A Philadelphia man who spent nearly 25 years in prison for a 1993 murder and rape conviction based in large part on a disputed confession was found not guilty by a jury Tuesday.
He was granted the new trial after DNA tests demonstrated that another man likely committed the crime.
Anthony Wright was a 20-year-old middle-school dropout at the time he confessed to the brutal murder of Louise Talley, 77, whose body was found in the bedroom of her North Philadelphia home. The new lab results, which the Pennsylvania Supreme Court signed off on after Wright petitioned for the tests, linked the murder to another man, Ronnie Byrd, who died several years ago at 63 while incarcerated.
Wright was released Tuesday evening.
With help from the Innocence Project of New York, Wright convinced a judge to order a new lab test of the blue jeans, a sweatshirt and other items that police said he wore during the attack, in addition to a new analysis of specimens from Talley’s rape kit.
And it was enough to convince a jury.
“Tony has always maintained his innocence and asked for DNA testing. Now, we’re at the point where the DNA testing can be done to show who literally wore the clothing that he was alleged to have worn and always said he didn’t wear,” said new defense attorney Sam Silver.
At the time of Wright’s trial in 1993, the use of DNA evidence in criminal trials was in its early stages and not as widely accepted as it is today.
Wright was sentenced to life without the possibility of parole after he signed a nine-page confession to the rape and murder following physical intimidation, including his being handcuffed to a chair, according to Silver.
“The confession was a 100 percent fraud that was put upon him after hours and hours of interrogation,” Silver said. “He always said he did sign it, but always said, ‘They weren’t my words, it wasn’t my confession.” And the cross-examination of the people who said they took that confession showed full well that it simply could not have been genuine, and I think the jury appreciated that immediately.”
In 2014, a judge vacated Wright’s conviction after the results of the DNA testing came back. But Philadelphia’s district attorney’s office decided to retry the case instead of releasing him, arguing that even if Wright were not the principal perpetrator, he was an accomplice.
Yet the jury sided with the case made by Wright’s attorneys that prosecutors pinned the vicious act on the wrong guy.
“They need to admit that they made a mistake and they shouldn’t have retried this case,” Silver said of the the city’s district attorney’s office. District Attorney “Seth Williams should be asked questions about this case over and over and over again, and he should have to answer how it is, not just that the commonwealth wasted people’s money on this case, but how they kept an innocent man in prison, when they knew there was reasonable doubt at a bare minimum.”
Marissa Bluestine, legal director for the Pennsylvania Innocence Project, said her group is now examining five additional cases involving the detectives involved in the prosecution of Wright.
“From our perspective, justice is justice,” Bluestine said. “No matter how long it takes to get there.”
Philadelphia district attorney spokesman Cameron Kline said in a statement that the office led by Seth Williams respects the jury’s hard work.

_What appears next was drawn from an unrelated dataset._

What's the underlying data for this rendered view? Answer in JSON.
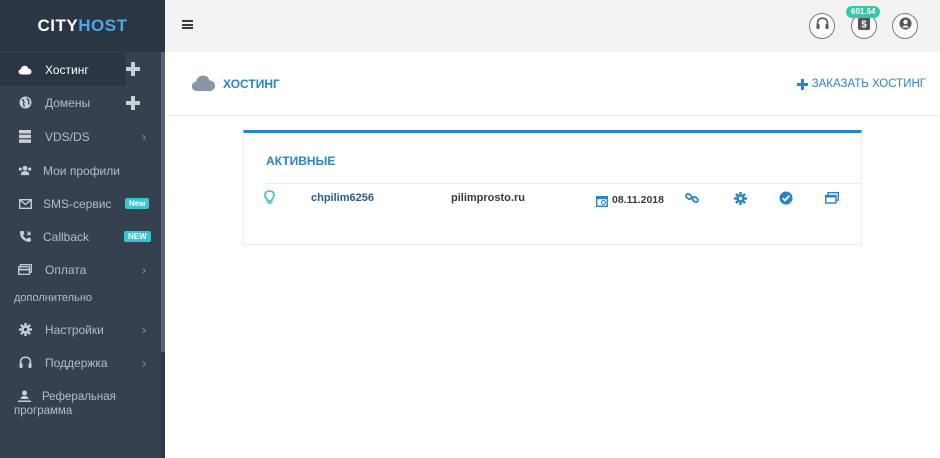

Despite the verdict, he said prosecutors do not regret re-trying the case.
“The District Attorney’s Office stands by its decision to retry Anthony Wright, based on the totality of the evidence,” Kline said. “The verdict only shows that the jury did not find that his guilt was proven beyond a reasonable doubt.”